Seasonal eating is a win on all fronts: it tastes fresher, it’s better for the environment, and it can save money. 

Seasonal food generally uses less water and land than food eaten out of season. It also saves money on your grocery bills because it requires less transportation and less storage which lowers costs, and when produce is more abundant it drives prices down. 

Since what’s in season varies based on your region’s climate and farming practices, check out this seasonal food guide to learn which foods are available in what season in your area. For a general reference, here is our guide: 

Future’s Guide to Seasonal Eating

Spring (March – April – May) 

  • Asparagus 
  • Carrots 
  • Green Onions 
  • Leafy greens (kale, lettuce, kale, spinach, Swiss chard) 
  • Peas 
  • Radishes 
  • Rhubarb 

Summer (June – July – August) 

  • Berries 
  • Corn 
  • Cucumbers 
  • Eggplant 
  • Figs 
  • Grapes 
  • Green Beans 
  • Melons 
  • Peppers 
  • Stone fruits (apricots, cherries, nectarines, peaches, plums) 
  • Summer Squash 
  • Tomatoes 
  • Zucchini 
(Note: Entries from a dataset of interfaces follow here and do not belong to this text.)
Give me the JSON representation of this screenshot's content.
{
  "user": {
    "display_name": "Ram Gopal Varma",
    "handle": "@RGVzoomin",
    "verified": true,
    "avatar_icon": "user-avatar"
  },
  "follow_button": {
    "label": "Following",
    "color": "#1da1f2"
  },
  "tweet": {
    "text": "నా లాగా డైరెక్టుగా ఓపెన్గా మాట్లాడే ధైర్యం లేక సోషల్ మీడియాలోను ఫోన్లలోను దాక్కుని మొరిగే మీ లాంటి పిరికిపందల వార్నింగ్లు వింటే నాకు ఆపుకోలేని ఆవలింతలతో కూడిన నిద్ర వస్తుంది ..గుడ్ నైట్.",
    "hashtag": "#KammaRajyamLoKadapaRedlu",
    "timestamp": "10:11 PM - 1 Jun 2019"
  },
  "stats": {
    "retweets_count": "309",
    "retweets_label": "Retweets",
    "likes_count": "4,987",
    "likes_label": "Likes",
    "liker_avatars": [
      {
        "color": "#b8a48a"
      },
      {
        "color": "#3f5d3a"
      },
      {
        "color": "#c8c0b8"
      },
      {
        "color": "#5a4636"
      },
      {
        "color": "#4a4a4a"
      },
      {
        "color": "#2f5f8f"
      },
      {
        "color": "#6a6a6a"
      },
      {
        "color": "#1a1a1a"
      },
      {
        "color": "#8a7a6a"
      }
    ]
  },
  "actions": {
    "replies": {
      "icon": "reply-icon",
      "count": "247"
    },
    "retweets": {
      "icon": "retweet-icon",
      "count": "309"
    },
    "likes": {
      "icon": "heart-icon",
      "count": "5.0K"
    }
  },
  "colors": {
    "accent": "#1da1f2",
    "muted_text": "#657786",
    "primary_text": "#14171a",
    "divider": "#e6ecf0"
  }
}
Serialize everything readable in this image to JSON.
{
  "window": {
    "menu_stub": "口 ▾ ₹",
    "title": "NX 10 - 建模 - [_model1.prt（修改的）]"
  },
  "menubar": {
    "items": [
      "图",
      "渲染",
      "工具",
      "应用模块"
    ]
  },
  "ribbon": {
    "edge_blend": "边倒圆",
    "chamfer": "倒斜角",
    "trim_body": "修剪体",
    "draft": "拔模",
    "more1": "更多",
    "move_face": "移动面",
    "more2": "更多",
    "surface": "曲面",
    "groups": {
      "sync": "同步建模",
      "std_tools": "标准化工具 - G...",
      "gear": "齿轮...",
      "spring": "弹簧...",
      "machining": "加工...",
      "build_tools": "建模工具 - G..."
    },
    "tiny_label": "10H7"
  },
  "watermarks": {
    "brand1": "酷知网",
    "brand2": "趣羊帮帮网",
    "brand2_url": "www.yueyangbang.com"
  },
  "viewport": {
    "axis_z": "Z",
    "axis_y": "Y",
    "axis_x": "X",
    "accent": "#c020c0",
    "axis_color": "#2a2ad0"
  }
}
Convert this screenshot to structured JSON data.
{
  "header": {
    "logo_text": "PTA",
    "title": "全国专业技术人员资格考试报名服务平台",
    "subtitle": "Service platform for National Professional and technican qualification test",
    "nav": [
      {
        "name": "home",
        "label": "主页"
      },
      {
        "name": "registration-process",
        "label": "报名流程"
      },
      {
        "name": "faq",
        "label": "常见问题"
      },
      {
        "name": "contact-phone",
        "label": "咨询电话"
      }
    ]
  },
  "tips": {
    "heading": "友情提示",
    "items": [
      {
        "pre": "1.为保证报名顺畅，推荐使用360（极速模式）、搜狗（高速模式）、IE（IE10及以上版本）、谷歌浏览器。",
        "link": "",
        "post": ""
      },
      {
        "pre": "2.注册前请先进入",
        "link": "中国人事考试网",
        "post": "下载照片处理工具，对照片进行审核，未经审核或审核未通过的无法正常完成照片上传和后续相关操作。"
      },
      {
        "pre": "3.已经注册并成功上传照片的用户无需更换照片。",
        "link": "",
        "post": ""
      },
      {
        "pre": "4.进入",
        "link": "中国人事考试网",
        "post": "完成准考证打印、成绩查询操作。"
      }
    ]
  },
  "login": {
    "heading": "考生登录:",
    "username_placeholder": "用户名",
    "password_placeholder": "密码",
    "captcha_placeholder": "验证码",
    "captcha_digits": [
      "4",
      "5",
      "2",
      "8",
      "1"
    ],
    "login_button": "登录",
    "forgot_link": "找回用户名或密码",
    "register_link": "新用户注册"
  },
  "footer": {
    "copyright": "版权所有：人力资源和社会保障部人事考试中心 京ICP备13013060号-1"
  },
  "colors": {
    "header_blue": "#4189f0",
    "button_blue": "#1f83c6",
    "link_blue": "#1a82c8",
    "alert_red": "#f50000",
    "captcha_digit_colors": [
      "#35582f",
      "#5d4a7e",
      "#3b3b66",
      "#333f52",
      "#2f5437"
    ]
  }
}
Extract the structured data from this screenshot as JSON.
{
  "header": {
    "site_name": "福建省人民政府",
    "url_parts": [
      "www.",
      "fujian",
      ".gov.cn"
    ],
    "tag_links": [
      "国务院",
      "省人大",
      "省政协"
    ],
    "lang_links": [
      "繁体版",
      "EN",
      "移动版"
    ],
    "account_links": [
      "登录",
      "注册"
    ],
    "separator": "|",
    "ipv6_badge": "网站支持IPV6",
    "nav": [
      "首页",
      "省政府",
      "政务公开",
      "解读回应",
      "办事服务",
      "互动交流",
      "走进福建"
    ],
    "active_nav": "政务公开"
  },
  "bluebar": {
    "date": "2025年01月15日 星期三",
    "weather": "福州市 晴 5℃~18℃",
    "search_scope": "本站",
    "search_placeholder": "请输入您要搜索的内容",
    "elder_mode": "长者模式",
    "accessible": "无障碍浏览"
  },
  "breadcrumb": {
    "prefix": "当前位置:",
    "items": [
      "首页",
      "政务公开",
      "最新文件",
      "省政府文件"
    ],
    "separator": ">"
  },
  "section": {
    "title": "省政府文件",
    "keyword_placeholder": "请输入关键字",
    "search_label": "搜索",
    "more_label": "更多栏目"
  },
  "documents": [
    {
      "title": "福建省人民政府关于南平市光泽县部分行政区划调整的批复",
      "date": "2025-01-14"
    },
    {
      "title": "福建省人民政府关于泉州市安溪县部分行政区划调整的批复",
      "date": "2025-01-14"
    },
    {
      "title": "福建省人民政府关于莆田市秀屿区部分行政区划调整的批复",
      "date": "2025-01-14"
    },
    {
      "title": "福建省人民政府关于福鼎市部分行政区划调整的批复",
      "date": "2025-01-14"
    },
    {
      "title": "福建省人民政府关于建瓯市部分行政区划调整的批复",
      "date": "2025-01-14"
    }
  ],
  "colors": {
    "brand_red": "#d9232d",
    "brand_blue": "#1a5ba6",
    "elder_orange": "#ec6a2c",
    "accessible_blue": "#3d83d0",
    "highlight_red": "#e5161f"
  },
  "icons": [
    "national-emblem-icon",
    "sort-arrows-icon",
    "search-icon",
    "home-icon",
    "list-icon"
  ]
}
Fall (September – October – November) 

  • Apples 
  • Brussels Sprouts 
  • Dates 
  • Squashes (acorn, butternut, spaghetti) 
  • Pomegranates 
  • Pumpkins 
  • Sweet Potatoes 

Winter (December – January – February) 

  • Bok Choy 
  • Broccoli 
  • Cauliflower 
  • Celery 
  • Citrus fruits (clementines, grapefruit, lemons, limes, oranges, tangerines) 
  • Leafy greens (collards, kale, mustard greens, spinach) 
  • Root vegetables (beets, turnips) 

Seasonal eating is just one piece of sustainable food consumption. Reducing food waste alongside eating less meat and dairy remain some of the most impactful dietary changes to minimize your carbon footprint. As with all aspects of environmentally friendly living, the most sustainable lifestyle is the one you can maintain.